After I logged into the cart (by using a hidden unlabeled scanner on the underside of the cart that the attendant had to show me,) the screen instructed me that it was a good time to load my own bags into the cart, if I had brought any. I dutifully started arranging my bags in the cart; it gave me seemingly about 30 seconds to do so before it started screaming at me and demanding to know what I had removed from the cart. After a couple of attempts at appeasing it, I started to ignore its complaints and went about finishing arranging my bags. Keep in mind that this was in the vestibule of the store; I hadn’t even gotten within reach of any merchandise yet.

Once I had my bags in place, I was seemingly able to negotiate some sort of peace with the screen by reassuring it that I hadn’t removed anything. Unfortunately, this peace was short-lived; any time the cart was jostled (by, say, pushing it around the store,) it would again demand to know what had been removed. It asked me what I had removed from the cart at least three more times as I made my way from the vestibule to the produce section.

I got as far as the cooler containing grapes and strawberries, selected a carton of strawberries, and put it into my produce bag in the cart. The cart beeped at me. “Whoops,” I thought, “I forgot, I have to scan things now.” I removed the strawberries from the bag, found the barcode, and held it up to one of the two large openings in the sensor package that presumably contained cameras. It scanned the barcode and added the strawberries to my receipt. Success! “Well, this is less convenient but I can make it work,” I thought.
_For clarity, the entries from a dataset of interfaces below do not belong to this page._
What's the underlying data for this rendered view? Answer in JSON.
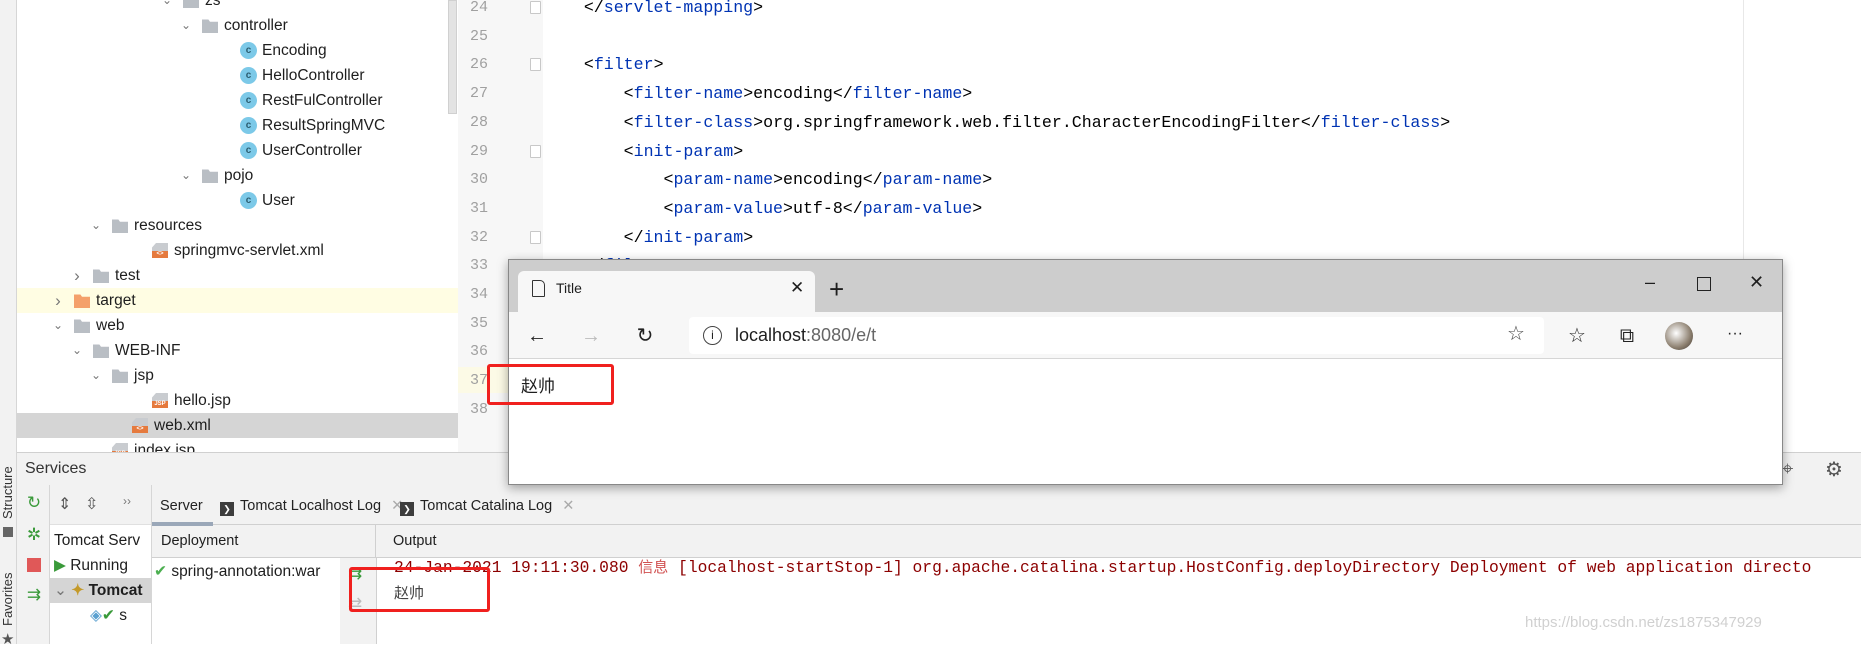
{
  "sidebar_strip": {
    "structure_label": "Structure",
    "favorites_label": "Favorites"
  },
  "project_tree": [
    {
      "label": "zs",
      "icon": "folder-icon",
      "expanded": true
    },
    {
      "label": "controller",
      "icon": "folder-icon",
      "expanded": true
    },
    {
      "label": "Encoding",
      "icon": "class-icon"
    },
    {
      "label": "HelloController",
      "icon": "class-icon"
    },
    {
      "label": "RestFulController",
      "icon": "class-icon"
    },
    {
      "label": "ResultSpringMVC",
      "icon": "class-icon"
    },
    {
      "label": "UserController",
      "icon": "class-icon"
    },
    {
      "label": "pojo",
      "icon": "folder-icon",
      "expanded": true
    },
    {
      "label": "User",
      "icon": "class-icon"
    },
    {
      "label": "resources",
      "icon": "resources-folder-icon",
      "expanded": true
    },
    {
      "label": "springmvc-servlet.xml",
      "icon": "spring-xml-file-icon"
    },
    {
      "label": "test",
      "icon": "folder-icon",
      "expanded": false
    },
    {
      "label": "target",
      "icon": "excluded-folder-icon",
      "expanded": false,
      "highlighted": true
    },
    {
      "label": "web",
      "icon": "web-folder-icon",
      "expanded": true
    },
    {
      "label": "WEB-INF",
      "icon": "folder-icon",
      "expanded": true
    },
    {
      "label": "jsp",
      "icon": "folder-icon",
      "expanded": true
    },
    {
      "label": "hello.jsp",
      "icon": "jsp-file-icon"
    },
    {
      "label": "web.xml",
      "icon": "xml-file-icon",
      "selected": true
    },
    {
      "label": "index.jsp",
      "icon": "jsp-file-icon"
    }
  ],
  "editor": {
    "lines": [
      {
        "n": "24",
        "code": "    </servlet-mapping>"
      },
      {
        "n": "25",
        "code": ""
      },
      {
        "n": "26",
        "code": "    <filter>"
      },
      {
        "n": "27",
        "code": "        <filter-name>encoding</filter-name>"
      },
      {
        "n": "28",
        "code": "        <filter-class>org.springframework.web.filter.CharacterEncodingFilter</filter-class>"
      },
      {
        "n": "29",
        "code": "        <init-param>"
      },
      {
        "n": "30",
        "code": "            <param-name>encoding</param-name>"
      },
      {
        "n": "31",
        "code": "            <param-value>utf-8</param-value>"
      },
      {
        "n": "32",
        "code": "        </init-param>"
      },
      {
        "n": "33",
        "code": "    </filter>"
      },
      {
        "n": "34",
        "code": ""
      },
      {
        "n": "35",
        "code": ""
      },
      {
        "n": "36",
        "code": ""
      },
      {
        "n": "37",
        "code": ""
      },
      {
        "n": "38",
        "code": ""
      }
    ],
    "current_line": "37"
  },
  "services": {
    "title": "Services",
    "tree": [
      "Tomcat Serv",
      "Running",
      "Tomcat",
      "s"
    ],
    "tabs": [
      {
        "label": "Server",
        "active": true
      },
      {
        "label": "Tomcat Localhost Log",
        "closable": true
      },
      {
        "label": "Tomcat Catalina Log",
        "closable": true
      }
    ],
    "deployment_header": "Deployment",
    "output_header": "Output",
    "deployment_item": "spring-annotation:war",
    "output_lines": [
      {
        "prefix": "24-Jan-2021 19:11:30.080 ",
        "level": "信息",
        "rest": " [localhost-startStop-1] org.apache.catalina.startup.HostConfig.deployDirectory Deployment of web application directo"
      },
      {
        "prefix": "赵帅",
        "level": "",
        "rest": ""
      }
    ]
  },
  "browser": {
    "tab_title": "Title",
    "url_host": "localhost",
    "url_rest": ":8080/e/t",
    "page_text": "赵帅"
  },
  "watermark": "https://blog.csdn.net/zs1875347929",
  "colors": {
    "highlight_box": "#f0201e",
    "xml_tag": "#0033b3",
    "log_text": "#8c0000",
    "log_level": "#d05050"
  }
}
I then selected a bag of grapes. I found the (clearly legible, undamaged) barcode on the grapes and held it up to the cameras; the cart made a positive sounding noise, so I put the grapes into the produce bag. I went to move on to my next objective, but then the cart indicated that it did not recognize the item I had put in the cart.

Folks, I tried to scan the bag of grapes no less than six different times. Each time that I did, the cart would make a positive sounding noise, as if it had recognized the item, and then pop up the screen indicating it had not a few seconds later, after I had put the grapes back into the bag. This was a particularly shitty experience because the screen is angled in a way that it is not visible unless you are standing in the back of the cart, but the sensor package is too large to be convenient to reach over; you have to scan and load each item from the front or side of the cart, and then walk around to the back to be able to see if it worked.
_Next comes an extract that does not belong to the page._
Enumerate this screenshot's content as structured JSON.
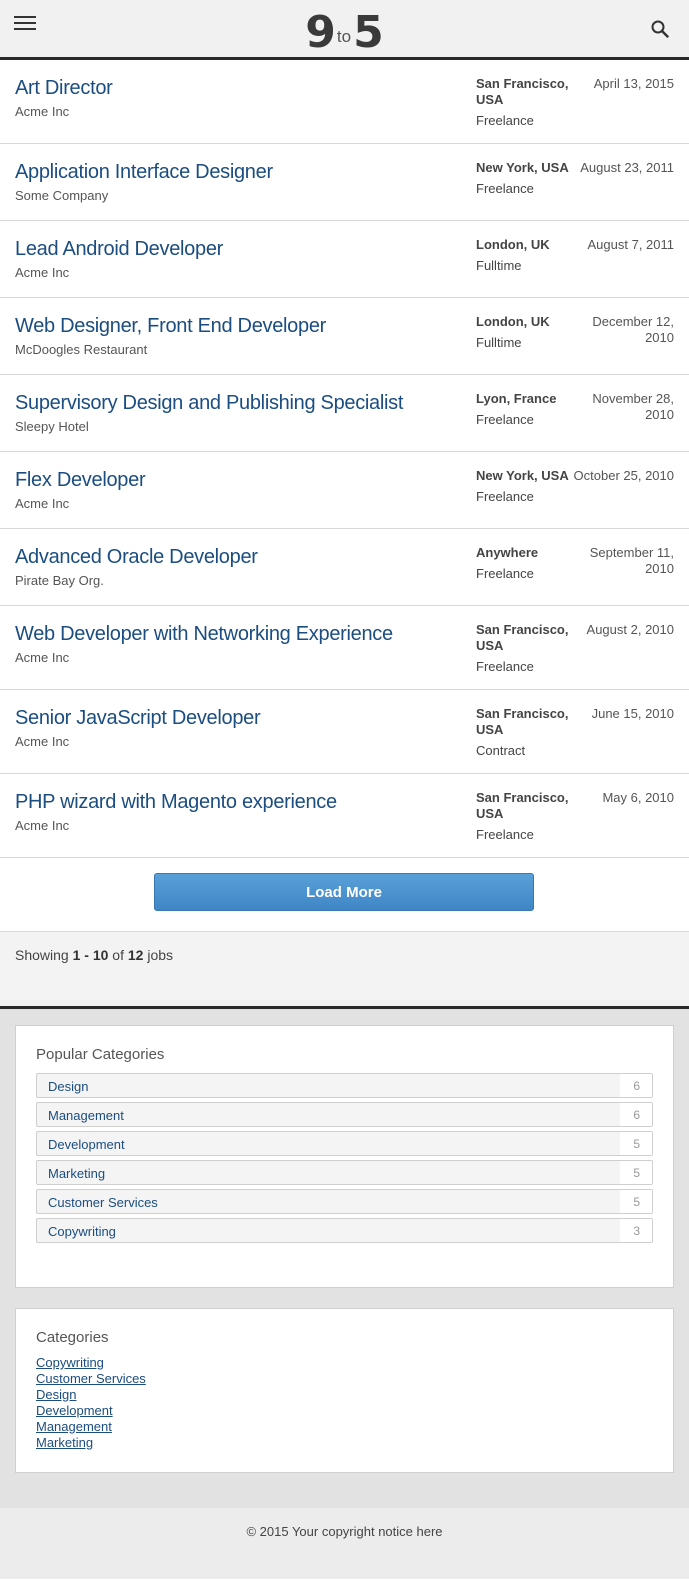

At this point I decided the whole endeavor was untenable. I was shopping for a week’s worth of groceries for my family and had about 70 items on my list, and I came to the conclusion that repeating this song and dance 69 more times would not be very nice at all. I put the strawberries back, logged out of the cart, took my bags back to the car, and drove over to the local incarnation of Kroger, where I was able to complete my shopping without having to deal with any testy machines. Now that Just Walk Out is gone, there is no reason whatsoever for me to choose Amazon over any of their competitors for groceries, and many reasons not to, like that shelf full of green potatoes.
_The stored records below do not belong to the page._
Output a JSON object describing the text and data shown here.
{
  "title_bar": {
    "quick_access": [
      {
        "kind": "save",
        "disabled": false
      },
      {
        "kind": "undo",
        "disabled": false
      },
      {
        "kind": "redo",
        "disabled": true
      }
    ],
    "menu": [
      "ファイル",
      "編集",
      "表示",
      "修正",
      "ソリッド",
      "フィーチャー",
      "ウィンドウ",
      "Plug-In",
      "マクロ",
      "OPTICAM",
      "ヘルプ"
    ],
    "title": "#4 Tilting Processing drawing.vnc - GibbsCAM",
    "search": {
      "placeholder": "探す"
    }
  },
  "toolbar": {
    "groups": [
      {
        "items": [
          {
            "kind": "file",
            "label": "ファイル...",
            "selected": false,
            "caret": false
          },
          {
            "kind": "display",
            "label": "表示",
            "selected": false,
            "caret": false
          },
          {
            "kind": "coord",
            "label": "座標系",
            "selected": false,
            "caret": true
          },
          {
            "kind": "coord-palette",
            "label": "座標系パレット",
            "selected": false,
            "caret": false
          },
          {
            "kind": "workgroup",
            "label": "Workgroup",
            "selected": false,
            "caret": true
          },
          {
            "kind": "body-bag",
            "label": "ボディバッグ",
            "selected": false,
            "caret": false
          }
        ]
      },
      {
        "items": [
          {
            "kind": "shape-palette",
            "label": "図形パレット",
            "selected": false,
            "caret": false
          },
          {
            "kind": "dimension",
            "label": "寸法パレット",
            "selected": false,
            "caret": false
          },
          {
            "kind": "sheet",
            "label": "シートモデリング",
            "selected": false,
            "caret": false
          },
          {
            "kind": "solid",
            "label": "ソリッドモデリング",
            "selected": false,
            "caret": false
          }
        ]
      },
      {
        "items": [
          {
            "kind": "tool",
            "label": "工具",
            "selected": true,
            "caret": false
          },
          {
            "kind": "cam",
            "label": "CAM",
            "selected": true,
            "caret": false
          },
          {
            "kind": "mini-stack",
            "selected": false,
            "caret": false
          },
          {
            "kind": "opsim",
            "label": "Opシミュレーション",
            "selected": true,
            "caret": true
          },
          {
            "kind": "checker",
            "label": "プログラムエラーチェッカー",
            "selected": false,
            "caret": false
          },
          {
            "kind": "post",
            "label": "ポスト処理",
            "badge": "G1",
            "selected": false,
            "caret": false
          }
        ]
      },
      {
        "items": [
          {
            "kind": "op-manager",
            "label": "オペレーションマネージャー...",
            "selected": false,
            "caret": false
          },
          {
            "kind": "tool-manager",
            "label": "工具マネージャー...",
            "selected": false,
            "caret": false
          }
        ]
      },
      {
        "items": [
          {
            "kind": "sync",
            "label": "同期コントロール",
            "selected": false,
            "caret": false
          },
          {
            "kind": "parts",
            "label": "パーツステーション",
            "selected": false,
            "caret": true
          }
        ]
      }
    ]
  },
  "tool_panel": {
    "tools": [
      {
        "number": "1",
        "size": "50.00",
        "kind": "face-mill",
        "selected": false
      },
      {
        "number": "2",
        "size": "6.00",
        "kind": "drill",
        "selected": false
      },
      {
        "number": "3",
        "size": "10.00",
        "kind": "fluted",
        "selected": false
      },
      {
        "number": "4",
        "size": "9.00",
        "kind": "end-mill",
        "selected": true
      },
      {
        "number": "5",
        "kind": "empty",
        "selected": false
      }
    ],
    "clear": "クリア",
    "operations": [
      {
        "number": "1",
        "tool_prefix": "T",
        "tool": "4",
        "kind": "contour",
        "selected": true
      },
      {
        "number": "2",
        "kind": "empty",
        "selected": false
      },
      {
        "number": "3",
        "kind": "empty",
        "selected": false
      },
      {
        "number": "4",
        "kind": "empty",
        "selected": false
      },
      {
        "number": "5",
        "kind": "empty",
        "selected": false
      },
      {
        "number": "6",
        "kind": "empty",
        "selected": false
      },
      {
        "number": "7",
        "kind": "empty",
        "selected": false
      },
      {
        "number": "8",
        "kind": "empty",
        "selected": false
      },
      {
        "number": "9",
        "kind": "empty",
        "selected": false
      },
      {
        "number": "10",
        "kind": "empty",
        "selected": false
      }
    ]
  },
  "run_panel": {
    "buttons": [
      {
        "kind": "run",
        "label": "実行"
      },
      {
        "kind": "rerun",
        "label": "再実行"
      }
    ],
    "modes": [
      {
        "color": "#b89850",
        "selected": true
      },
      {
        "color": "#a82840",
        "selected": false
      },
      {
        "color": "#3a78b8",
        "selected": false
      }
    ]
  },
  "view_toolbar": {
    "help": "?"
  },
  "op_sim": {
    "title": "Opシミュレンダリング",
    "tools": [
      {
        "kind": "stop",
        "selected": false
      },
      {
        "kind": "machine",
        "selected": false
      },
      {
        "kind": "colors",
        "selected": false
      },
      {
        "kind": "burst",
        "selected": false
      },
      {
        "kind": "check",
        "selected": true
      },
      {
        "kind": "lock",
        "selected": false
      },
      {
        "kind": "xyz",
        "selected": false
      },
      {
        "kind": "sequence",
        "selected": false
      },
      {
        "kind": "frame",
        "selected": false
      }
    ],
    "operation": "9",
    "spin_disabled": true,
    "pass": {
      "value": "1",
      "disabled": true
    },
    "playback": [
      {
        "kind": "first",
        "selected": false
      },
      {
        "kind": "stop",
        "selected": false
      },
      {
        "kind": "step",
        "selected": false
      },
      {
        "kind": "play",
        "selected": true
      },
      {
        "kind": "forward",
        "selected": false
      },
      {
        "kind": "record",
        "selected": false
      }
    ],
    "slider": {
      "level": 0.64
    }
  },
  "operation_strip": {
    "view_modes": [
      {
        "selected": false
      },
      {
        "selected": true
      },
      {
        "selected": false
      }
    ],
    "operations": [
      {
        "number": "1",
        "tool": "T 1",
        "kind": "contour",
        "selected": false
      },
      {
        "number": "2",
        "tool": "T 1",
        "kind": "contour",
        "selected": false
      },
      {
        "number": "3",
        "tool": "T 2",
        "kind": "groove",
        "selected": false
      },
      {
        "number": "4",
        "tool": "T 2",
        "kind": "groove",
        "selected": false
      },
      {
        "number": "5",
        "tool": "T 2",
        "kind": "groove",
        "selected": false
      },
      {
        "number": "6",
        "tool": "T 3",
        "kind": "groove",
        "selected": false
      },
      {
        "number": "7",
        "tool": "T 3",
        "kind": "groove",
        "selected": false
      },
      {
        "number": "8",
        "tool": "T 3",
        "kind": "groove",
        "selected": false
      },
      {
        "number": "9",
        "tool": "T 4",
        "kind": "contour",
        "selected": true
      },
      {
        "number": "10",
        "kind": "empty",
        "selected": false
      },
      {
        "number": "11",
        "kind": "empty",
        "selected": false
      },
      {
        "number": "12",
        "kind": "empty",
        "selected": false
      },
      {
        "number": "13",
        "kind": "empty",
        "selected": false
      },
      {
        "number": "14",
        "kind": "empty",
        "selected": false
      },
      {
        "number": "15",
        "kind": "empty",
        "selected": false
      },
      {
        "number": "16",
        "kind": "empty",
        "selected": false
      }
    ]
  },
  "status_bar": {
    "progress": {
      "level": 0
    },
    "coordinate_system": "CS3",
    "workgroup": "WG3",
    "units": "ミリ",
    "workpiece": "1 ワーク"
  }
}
In short, the experience of using the Dash Cart is very similar to using one of those early self-checkout machines (UNEXPECTED ITEM IN BAGGING AREA) except that you push the machine around with you in the store and it harasses you the entire time that you’re shopping. It should be embarrassing to Amazon that these things can’t reliably scan a bag of grapes with a sensor package larger than many “self-driving” vehicles. The only good thing about these carts is that they’re so poorly designed that they surely won’t last. If rain, cars, and the rough-and-tumble life of a grocery cart in a parking lot don’t do them all in by the end of summer, a Chicago winter will surely finish the rest of them off.